Today, we try to extract silver from clay. The
University of Houston's College of Engineering
presents this series about the machines that make our
civilization run, and the people whose ingenuity
Have you ever wondered why
the English say aluMINium instead of
alUminum? When Sir Humphry Davy
identified the stuff in 1809 he called it
alumium after its kinship to potash
alum. That word soon became aluminum.
Then, to get a Latin-sounding word, the English put
in an extra letter I. They've called
it aluMINium ever since.
Pure aluminum doesn't occur in nature. It's
chemically bound to other elements. Aluminum oxide,
or bauxite, is the commonest source. It's very hard
to separate aluminum from oxygen. Not 'til 1845 did
a German chemist isolate a pinpoint sample of
In 1854 a French chemist, Henri Deville, invented a
commercial process for extracting aluminum from
bauxite. But his aluminum was still very expensive
-- practically a new precious metal. Napoleon III
commissioned a breastplate, spoons for banquets,
and a baby rattle -- all made of aluminum.
But that was about to change: young Julia Hall
entered Oberlin College in 1880. Two years later
her kid brother Charles joined her. They learned
about aluminum and about electricity. Charles read
Deville's frustrating remark that "every clay bank
is a mine of aluminum and the metal is costly as
silver." On his 21st birthday in 1884, the
newspaper carried an article about the 100-ounce
aluminum pyramid that would form the tip of the
Washington Monument. It went on display at
Tiffany's before it was installed.
So Charles went to work with Julia's help. Maybe
electrolysis would do what chemical separation
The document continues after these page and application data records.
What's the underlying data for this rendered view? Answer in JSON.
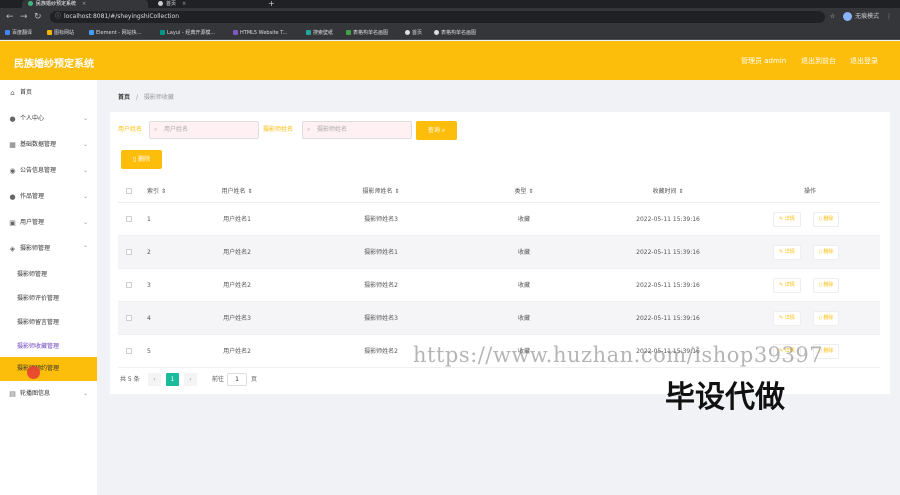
{
  "browser": {
    "tabs": [
      {
        "title": "民族婚纱预定系统",
        "active": true
      },
      {
        "title": "首页",
        "active": false
      }
    ],
    "new_tab": "+",
    "url": "localhost:8081/#/sheyingshiCollection",
    "profile_label": "无痕模式",
    "bookmarks": [
      "百度翻译",
      "图标网站",
      "Element - 网站快...",
      "Layui - 经典开源模...",
      "HTML5 Website T...",
      "搜索壁纸",
      "表格构单名画图",
      "首页",
      "表格构单名画图"
    ]
  },
  "header": {
    "title": "民族婚纱预定系统",
    "user_label": "管理员 admin",
    "exit_front": "退出到前台",
    "logout": "退出登录"
  },
  "sidebar": {
    "items": [
      {
        "label": "首页",
        "icon": "home-icon"
      },
      {
        "label": "个人中心",
        "icon": "user-icon"
      },
      {
        "label": "基础数据管理",
        "icon": "grid-icon"
      },
      {
        "label": "公告信息管理",
        "icon": "bell-icon"
      },
      {
        "label": "作品管理",
        "icon": "picture-icon"
      },
      {
        "label": "用户管理",
        "icon": "users-icon"
      },
      {
        "label": "摄影师管理",
        "icon": "camera-icon"
      }
    ],
    "sub_items": [
      "摄影师管理",
      "摄影师评价管理",
      "摄影师留言管理",
      "摄影师收藏管理",
      "摄影师预约管理"
    ],
    "last_item": {
      "label": "轮播图信息",
      "icon": "image-icon"
    }
  },
  "breadcrumb": {
    "home": "首页",
    "separator": "/",
    "current": "摄影师收藏"
  },
  "search": {
    "user_label": "用户姓名",
    "user_placeholder": "用户姓名",
    "photographer_label": "摄影师姓名",
    "photographer_placeholder": "摄影师姓名",
    "query_button": "查询"
  },
  "delete_button": "删除",
  "table": {
    "columns": [
      "索引",
      "用户姓名",
      "摄影师姓名",
      "类型",
      "收藏时间",
      "操作"
    ],
    "sort_mark": "⇕",
    "detail_label": "详情",
    "delete_label": "删除",
    "rows": [
      {
        "index": "1",
        "user": "用户姓名1",
        "photographer": "摄影师姓名3",
        "type": "收藏",
        "time": "2022-05-11 15:39:16"
      },
      {
        "index": "2",
        "user": "用户姓名2",
        "photographer": "摄影师姓名1",
        "type": "收藏",
        "time": "2022-05-11 15:39:16"
      },
      {
        "index": "3",
        "user": "用户姓名2",
        "photographer": "摄影师姓名2",
        "type": "收藏",
        "time": "2022-05-11 15:39:16"
      },
      {
        "index": "4",
        "user": "用户姓名3",
        "photographer": "摄影师姓名3",
        "type": "收藏",
        "time": "2022-05-11 15:39:16"
      },
      {
        "index": "5",
        "user": "用户姓名2",
        "photographer": "摄影师姓名2",
        "type": "收藏",
        "time": "2022-05-11 15:39:16"
      }
    ]
  },
  "pagination": {
    "total": "共 5 条",
    "prev": "‹",
    "current": "1",
    "next": "›",
    "goto": "前往",
    "page_input": "1",
    "page_unit": "页"
  },
  "watermark": "https://www.huzhan.com/ishop39397",
  "overlay_text": "毕设代做",
  "colors": {
    "accent": "#fdbd0b",
    "page_active": "#1abc9c",
    "hover_purple": "#6b3fbf"
  }
}
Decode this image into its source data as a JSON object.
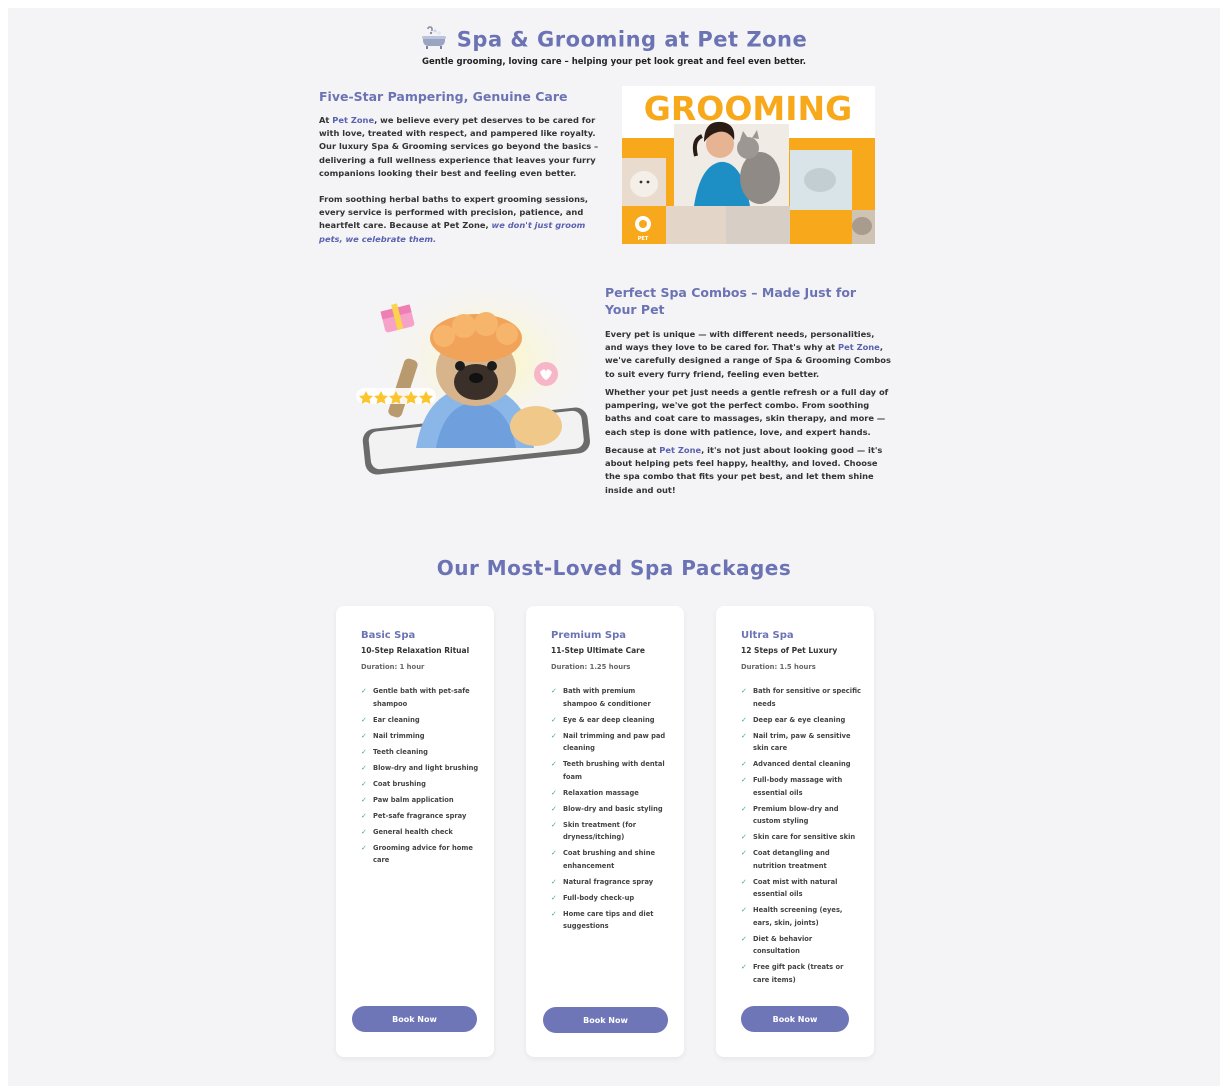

hadn't. To do electrolysis at high temperatures, he
hit on the idea of dissolving aluminum oxide in
melted cryolite instead of water. Then he ran an
electric current through it.
The process worked on February 23, 1886. He put a
battery current through the hot mixture, and it
precipitated bits of aluminum the size of marbles.
Two years later Hall joined with a group to form
the Pittsburgh Aluminum Company.
While Charles and Julia Hall were in their
workshop, a French inventor -- Paul Heroult -- was
developing the same process in France. But the most
important problem facing the new industry wasn't
the resulting patent conflict. It was the lack of
any existing market for tons of cheap aluminum.
Finally, in 1893, aluminum teakettles appeared on
the market, and the game was afoot. Gradually this
cheap, lightweight metal found uses everywhere. In
1907 Charles Hall's company changed its name to The
Aluminum Company of America -- Alcoa, for short.
Charles died a multimillionaire when he was only
51. He left a small chest behind at the Alcoa
company. In it, on a felt base, are scattered a
handful of aluminum pellets, produced in 1886 by
the Halls' first success. And Alcoa rightly calls
those worthless little fragments its crown jewels.
I'm John Lienhard, at the University of Houston,
where we're interested in the way inventive minds